### Assignment
Provide the number of lines below containing the word "data", without any other words.

### Excerpted records
• • • •
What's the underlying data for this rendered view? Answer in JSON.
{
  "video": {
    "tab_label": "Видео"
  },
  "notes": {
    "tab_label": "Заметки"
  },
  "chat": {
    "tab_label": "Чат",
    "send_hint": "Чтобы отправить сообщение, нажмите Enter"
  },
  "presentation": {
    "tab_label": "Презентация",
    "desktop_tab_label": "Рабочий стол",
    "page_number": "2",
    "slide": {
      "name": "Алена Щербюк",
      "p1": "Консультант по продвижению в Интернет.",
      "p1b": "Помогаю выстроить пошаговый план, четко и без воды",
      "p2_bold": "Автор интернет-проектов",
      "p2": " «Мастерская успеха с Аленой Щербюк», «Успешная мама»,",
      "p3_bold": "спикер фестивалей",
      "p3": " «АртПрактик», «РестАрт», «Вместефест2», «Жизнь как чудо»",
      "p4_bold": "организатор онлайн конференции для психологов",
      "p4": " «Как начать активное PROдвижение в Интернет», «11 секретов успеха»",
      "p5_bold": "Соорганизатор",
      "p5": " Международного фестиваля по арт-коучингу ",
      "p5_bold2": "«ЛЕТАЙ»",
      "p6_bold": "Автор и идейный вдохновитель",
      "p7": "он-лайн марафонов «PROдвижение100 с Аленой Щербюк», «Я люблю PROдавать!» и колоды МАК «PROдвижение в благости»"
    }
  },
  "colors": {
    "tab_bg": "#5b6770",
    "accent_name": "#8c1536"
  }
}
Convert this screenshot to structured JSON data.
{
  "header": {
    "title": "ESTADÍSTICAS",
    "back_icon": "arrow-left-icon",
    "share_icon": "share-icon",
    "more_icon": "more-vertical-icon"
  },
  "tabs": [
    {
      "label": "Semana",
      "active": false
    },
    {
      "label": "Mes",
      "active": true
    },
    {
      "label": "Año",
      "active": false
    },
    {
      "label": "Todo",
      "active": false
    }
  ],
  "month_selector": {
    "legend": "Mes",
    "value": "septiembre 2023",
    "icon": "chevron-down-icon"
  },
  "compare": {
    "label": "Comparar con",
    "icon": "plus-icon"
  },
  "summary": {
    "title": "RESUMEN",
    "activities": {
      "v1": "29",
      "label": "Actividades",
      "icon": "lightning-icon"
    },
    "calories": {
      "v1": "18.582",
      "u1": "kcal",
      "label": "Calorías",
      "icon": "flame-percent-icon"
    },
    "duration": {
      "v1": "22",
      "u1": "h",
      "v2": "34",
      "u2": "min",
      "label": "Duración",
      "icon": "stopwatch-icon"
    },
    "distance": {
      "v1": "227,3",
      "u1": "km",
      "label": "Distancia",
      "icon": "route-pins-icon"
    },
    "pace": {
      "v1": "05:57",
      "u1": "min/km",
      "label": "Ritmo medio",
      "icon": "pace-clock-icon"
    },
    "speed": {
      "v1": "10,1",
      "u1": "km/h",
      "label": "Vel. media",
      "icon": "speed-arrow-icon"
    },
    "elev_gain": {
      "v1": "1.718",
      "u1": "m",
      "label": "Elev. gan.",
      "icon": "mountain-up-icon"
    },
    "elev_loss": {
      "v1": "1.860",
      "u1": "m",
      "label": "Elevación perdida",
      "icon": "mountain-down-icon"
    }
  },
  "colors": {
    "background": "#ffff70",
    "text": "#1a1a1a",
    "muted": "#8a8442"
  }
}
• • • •
### Reply
2